New satellite tracks region’s wildfires
When wildfires scorched more than 1 million acres in early March across parts of the Texas Panhandle, Oklahoma and Kansas, forecasters used a new weather satellite to see the infernos developing, almost in real time.
When a line of severe thunderstorms produced five tornadoes in the Houston area on Feb. 14, the same satellite could see lightning strikes intensifying inside the storms. Such information could be helpful the next time a strong line of storms fires up.
“This high-resolution data is going to give us a lot of insight into the severity of these storms,” said Tom Bradshaw, meteorologist in charge at the National Weather Service office in Fort Worth, who added that lightning is one clue to the intensity of a storm.
The GOES 16 (short for Geostationary Operational Environmental Satellite) was launched in November and sits more than 22,000 miles up.
The satellite is still in a testing phase and is not considered operational, but it is providing stunning images.
Wildfires show as black spots on the satellite’s infrared images. In remote areas, the satellite may detect them before anybody on the ground. The satellite should see fires of 50 acres or more, Bradshaw said.
“What we’re able to do now is detect fires pretty shortly after they start,” he said. “The characteristics of how fires show up on infrared satellite data are pretty distinct.”
For North Texas, the satellite could help with severe storms and large wildfires, such as the Possum Kingdom wildfire that charred 170,000 acres in Palo Pinto, Young and Stephens counties in 2011.
For its fifth year running, Austin-Travis County EMS has turned downtown Austin into its own mini-city during the South by Southwest music festival, setting up special stations and protocols to respond to emergencies in the festival’s most music-popping districts.
Between 3 p.m. Tuesday and 3 a.m. Saturday, medics responded to 147 incidents in the areas between First and Seventh Streets, Lavaca Street and Interstate 35, East Fifth and Sixth streets and the Rainey Street district.

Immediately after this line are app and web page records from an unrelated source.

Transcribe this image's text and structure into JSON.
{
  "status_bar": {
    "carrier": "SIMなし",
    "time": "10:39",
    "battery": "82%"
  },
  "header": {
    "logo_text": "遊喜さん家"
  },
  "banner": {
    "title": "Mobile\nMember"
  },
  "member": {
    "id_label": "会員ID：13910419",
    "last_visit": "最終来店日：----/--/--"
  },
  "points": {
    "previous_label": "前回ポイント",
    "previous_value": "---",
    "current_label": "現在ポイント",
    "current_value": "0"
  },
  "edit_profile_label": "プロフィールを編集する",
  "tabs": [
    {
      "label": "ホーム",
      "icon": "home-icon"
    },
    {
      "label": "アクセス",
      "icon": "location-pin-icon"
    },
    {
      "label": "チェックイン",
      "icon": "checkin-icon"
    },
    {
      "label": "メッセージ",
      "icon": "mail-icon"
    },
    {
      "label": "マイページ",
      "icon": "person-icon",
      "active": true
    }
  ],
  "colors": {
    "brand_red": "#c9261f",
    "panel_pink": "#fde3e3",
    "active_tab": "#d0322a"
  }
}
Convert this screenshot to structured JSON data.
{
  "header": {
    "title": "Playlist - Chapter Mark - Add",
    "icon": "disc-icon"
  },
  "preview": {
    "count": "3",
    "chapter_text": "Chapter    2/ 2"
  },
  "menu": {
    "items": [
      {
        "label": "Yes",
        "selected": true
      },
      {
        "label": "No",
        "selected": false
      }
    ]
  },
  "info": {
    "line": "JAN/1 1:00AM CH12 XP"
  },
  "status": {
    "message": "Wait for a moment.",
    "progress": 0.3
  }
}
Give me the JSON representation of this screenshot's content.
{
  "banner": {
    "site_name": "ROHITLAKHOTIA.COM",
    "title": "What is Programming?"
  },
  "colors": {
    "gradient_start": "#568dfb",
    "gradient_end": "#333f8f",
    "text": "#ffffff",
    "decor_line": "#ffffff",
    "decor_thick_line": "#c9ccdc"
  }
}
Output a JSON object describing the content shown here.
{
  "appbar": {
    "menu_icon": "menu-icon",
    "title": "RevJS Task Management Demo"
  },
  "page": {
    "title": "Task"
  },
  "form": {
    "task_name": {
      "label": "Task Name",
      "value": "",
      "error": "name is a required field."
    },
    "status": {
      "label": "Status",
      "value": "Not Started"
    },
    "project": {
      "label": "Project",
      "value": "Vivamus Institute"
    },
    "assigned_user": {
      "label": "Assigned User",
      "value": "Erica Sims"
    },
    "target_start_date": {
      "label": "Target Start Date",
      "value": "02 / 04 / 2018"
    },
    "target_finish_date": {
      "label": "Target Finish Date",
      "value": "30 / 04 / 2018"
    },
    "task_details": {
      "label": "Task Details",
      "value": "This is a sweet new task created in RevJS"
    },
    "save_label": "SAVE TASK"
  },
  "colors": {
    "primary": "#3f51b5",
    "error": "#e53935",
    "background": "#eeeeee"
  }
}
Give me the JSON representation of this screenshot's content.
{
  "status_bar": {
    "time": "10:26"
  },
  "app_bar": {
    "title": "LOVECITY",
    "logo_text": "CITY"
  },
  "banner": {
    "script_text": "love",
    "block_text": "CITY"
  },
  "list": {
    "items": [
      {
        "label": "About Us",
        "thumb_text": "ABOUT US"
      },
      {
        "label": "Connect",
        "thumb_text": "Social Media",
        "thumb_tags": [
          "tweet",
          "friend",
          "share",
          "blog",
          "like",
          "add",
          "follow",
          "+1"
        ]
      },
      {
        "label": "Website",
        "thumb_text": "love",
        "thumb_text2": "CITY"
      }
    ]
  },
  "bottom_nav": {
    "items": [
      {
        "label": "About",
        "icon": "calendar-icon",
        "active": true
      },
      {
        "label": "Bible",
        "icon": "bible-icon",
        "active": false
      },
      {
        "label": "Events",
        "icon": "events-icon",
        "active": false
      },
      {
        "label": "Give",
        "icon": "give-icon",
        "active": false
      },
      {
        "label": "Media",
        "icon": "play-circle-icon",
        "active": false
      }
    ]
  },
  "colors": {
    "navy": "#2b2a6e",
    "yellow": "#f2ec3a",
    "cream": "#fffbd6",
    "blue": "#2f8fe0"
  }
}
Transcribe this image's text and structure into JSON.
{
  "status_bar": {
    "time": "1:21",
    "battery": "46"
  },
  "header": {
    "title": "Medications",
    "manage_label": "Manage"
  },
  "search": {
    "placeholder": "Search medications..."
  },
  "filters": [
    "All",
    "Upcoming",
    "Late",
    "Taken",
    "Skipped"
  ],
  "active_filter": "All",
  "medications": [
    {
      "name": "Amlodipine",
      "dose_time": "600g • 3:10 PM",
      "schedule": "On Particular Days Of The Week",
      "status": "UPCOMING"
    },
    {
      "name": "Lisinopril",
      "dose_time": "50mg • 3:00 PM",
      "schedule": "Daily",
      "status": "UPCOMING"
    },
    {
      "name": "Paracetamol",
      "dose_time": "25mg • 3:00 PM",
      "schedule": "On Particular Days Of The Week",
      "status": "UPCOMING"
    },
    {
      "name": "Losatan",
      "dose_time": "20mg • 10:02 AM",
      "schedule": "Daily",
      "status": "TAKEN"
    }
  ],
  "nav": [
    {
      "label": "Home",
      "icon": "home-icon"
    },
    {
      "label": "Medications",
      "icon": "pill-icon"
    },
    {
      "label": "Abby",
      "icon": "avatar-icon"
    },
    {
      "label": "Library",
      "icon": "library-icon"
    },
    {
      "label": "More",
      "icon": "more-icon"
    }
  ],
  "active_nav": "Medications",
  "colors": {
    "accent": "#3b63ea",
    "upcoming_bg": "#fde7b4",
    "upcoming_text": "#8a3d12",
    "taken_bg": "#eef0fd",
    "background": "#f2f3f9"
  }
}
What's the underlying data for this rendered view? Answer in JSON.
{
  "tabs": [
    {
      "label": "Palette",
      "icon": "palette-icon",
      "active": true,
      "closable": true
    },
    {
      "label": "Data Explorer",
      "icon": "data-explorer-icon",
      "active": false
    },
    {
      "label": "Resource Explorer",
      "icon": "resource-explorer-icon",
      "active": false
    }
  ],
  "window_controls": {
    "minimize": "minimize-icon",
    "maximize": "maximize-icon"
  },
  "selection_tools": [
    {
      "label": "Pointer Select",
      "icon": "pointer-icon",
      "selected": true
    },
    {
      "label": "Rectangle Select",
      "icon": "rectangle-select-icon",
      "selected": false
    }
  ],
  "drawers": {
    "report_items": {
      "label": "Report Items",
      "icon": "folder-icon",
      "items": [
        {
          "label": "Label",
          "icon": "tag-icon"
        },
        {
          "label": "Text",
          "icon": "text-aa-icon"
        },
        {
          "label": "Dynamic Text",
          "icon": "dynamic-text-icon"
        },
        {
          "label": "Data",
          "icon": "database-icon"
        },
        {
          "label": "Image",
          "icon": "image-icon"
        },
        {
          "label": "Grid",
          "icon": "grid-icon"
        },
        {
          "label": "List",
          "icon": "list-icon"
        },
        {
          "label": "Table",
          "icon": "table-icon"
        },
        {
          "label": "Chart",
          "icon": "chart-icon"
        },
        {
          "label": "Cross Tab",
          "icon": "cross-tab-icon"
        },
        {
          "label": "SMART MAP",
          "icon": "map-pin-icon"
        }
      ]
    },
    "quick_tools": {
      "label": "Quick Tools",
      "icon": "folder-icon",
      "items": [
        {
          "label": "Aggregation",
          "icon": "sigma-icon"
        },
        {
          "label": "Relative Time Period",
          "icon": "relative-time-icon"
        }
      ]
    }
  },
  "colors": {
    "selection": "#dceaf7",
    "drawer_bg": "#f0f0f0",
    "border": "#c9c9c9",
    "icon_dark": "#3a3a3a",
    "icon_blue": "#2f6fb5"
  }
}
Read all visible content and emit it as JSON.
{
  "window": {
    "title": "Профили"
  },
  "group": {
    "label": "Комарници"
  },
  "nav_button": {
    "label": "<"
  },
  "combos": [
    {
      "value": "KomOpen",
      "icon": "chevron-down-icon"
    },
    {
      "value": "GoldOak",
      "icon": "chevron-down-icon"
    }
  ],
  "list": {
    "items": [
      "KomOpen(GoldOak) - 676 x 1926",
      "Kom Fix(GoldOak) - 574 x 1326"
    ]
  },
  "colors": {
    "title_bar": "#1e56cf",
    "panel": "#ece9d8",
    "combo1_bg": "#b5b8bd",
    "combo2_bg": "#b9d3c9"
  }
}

They received the most calls — 51 — on Friday night, which was St. Patrick’s Day and also the first weekend night of the music festival.
Most incidents were reported in the Sixth Street area, between Brazos Street and Interstate 35, data shows.
According to EMS Commander Mike Benavides, the downtown music districts were “geofenced,” meaning officials set up an electronic grid to automatically route calls from those areas to a special dispatcher.
It’s the fifth year EMS has used the special system.
Last year, there were 151 reported medical incidents during SXSW.
A teenager was seriously injured Saturday when she was partially thrown from her car and then pinned beneath it as it crashed down an embankment near McKinney Falls State Park.
Her injuries are not expected to be life-threatening, Austin/Travis County Emergency Medical Services spokesman Michael Benavides said. She was taken to the South Austin Medical Center for treatment.
Firefighters from across Kansas and Oklahoma battle a wildfire near Protection, Kansas, on March 6. Weather forecasters used a new weather satellite to watch this and other infernos in the region develop, almost in real time.